« HBR Spotlight on Innovation | Main | Are blackberries the new marshmallows? »

January 08, 2010

Comments

The New York Times added an interesting perspective to the debate last week when it published a piece on the rising number of honors societies at the high school level ("As Honor Students Multiply, Who Is Really One?" December 31, 2009 http://www.nytimes.com/2010/01/01/education/01honors.html?hp ). It seems there is now an epidemic of such societies, created to make students' resumes look better when they apply to college.

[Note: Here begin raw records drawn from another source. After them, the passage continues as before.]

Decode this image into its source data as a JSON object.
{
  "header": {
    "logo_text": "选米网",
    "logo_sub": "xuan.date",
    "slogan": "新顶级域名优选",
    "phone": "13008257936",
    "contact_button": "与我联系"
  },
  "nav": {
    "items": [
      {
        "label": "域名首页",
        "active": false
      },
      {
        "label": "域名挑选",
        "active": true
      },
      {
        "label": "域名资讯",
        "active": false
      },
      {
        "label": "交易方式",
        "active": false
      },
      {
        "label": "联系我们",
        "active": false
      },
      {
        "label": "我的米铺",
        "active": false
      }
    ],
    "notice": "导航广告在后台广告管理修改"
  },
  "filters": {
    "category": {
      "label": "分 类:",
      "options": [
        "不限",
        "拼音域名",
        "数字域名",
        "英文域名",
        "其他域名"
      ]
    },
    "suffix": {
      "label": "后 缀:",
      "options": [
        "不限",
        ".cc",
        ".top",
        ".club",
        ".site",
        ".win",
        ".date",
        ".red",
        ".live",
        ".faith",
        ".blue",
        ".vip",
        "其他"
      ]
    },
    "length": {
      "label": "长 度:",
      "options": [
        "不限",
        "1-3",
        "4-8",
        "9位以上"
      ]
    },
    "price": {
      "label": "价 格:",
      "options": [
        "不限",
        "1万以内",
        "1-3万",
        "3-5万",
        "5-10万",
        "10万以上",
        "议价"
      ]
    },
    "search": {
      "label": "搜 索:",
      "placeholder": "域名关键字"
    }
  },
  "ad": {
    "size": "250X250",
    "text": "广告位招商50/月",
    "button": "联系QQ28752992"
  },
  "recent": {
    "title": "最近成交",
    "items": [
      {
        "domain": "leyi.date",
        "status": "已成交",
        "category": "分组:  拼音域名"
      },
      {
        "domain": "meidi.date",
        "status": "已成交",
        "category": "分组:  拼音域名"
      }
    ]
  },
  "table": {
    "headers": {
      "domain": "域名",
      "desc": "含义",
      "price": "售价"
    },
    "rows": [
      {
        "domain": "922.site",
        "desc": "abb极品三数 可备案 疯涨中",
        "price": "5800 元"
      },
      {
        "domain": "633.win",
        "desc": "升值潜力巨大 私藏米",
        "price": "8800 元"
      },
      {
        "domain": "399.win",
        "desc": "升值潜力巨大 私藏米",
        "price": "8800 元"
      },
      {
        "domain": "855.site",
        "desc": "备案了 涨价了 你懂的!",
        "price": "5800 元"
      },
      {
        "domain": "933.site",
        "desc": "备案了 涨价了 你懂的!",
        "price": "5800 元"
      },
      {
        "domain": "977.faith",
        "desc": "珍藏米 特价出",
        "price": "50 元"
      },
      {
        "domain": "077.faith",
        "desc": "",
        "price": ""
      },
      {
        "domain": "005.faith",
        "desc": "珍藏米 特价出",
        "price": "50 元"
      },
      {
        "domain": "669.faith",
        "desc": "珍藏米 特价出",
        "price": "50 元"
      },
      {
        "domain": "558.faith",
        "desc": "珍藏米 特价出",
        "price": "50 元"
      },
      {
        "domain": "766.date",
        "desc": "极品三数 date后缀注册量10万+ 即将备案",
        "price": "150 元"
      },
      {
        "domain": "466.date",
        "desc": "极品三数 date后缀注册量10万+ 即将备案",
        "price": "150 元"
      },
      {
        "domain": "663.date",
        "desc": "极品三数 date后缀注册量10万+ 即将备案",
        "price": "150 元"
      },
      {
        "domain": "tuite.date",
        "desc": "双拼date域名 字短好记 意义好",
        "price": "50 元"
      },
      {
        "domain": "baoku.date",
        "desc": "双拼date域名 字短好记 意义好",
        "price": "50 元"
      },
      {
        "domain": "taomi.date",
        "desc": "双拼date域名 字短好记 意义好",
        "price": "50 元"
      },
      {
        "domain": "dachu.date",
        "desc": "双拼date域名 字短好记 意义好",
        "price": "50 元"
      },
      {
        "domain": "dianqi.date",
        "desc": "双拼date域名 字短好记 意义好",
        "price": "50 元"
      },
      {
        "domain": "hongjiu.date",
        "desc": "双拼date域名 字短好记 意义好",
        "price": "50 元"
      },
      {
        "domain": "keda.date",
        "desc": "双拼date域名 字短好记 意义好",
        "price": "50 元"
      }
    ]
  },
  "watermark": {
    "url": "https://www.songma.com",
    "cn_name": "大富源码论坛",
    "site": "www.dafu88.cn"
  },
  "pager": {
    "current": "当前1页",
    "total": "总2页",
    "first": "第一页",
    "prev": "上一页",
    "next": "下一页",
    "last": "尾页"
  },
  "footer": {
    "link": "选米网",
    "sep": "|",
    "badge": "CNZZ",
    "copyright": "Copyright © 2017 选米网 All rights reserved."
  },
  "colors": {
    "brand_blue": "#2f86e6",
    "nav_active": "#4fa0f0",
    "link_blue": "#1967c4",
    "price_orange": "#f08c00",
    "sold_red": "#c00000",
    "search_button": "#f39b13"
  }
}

It should come as no surprise that college-bound students try to have more of what has been identified by admission officers as a good thing - grades, honors societies, or even community service. This sometimes leads to distorted situations. I'll end with a story I heard a while back, and hopefully remember correctly, although I have no recollection of who first shared it with me. (This is supposed to be a true story and not a joke, but again, I heard it a long time ago and I have no way to check its veracity.) A parent is disappointed that his son was not admitted by his first-choice college, while one of the son's not-as-good classmates was. He calls the admissions office and manages to wrestle some information out of the person he talks to on the phone, which he relays to his son: the admissions office had been very impressed by his classmate's record of community service. The son rolls his eyes. "Dad," he said, "that kid got busted for drug possession! That's how he ended up doing community service. It was court-mandated. It wasn't something he did out of the goodness of his heart." But hey, the admissions office had been very impressed.

I think it's important to note that it's not just that grades are rising. It's also true that learning is decreasing. When students know that they can receive a high grade whether they work hard or not, their motivation to excel decreases markedly. College students are now studying about half as much per week as they did in the 1960s. That means they often don't read material in advance, which leads to wan participation in the classroom. Studies have shown that they are far less "engaged" in the educational aspects of the college experience.

I would argue that students are simply not mastering material to the level that they once did even in the sciences and engineering. For example, when I taught I eventually had to drop the assumption that students knew how to use calculus at a rudimentary level. Yes, they had taken and passed calculus courses or had received AP credit for those courses. But increasingly they had little idea of what the math meant.

On a less anecdotal level, studies show that English literacy is down for college graduates. It's not simply that grades are rising. More importantly, grade inflation is a symptom of something much more important: the academic achievement represented by a college degree has diminished markedly over the last several decades.

Hi, thanks for the great comment! I enjoyed reading your opinion on the decrease in learning. I agree with you about calculus: often students receive AP credit for, say, Calc 1, but realize later the course is taught very differently and in more depth at the college level, or they don't know how to use the material (and thus forget it quickly) because they don't connect it with some real-life application. I've learned not to be surprised when seniors struggle with basic concepts such as the role of parentheses in mathematical expressions. I'd think it's a consequence of poor training at the K-12 level rather than a deficiency of the college educational system, but one probably compounds the other.

Most telling in my opinion is the rise in the number of college graduates over the past decades. Either training has improved markedly, or some people who are going to college shouldn't. In a way, this is not just about grade inflation, but about diploma inflation. That is one reason why so many students stay in school for a Master degree: having a Bachelor no longer differentiates them enough from the crowd of their competitors.

And this is why I don't value my 4.0 so highly. If it's as George says, with A is average, B is bad, and C being catastrophic, well, hey, a 4.0 means I averted disaster.

But, hey, I'll take it!

Have an interview with Analytic Partners this Thursday.

Best of luck with the interview, Ilya!

The comments to this entry are closed.

On my shelves

Blog powered by Typepad

Creative Commons License

Aurelie on Twitter

Enter your email address:

Delivered by FeedBurner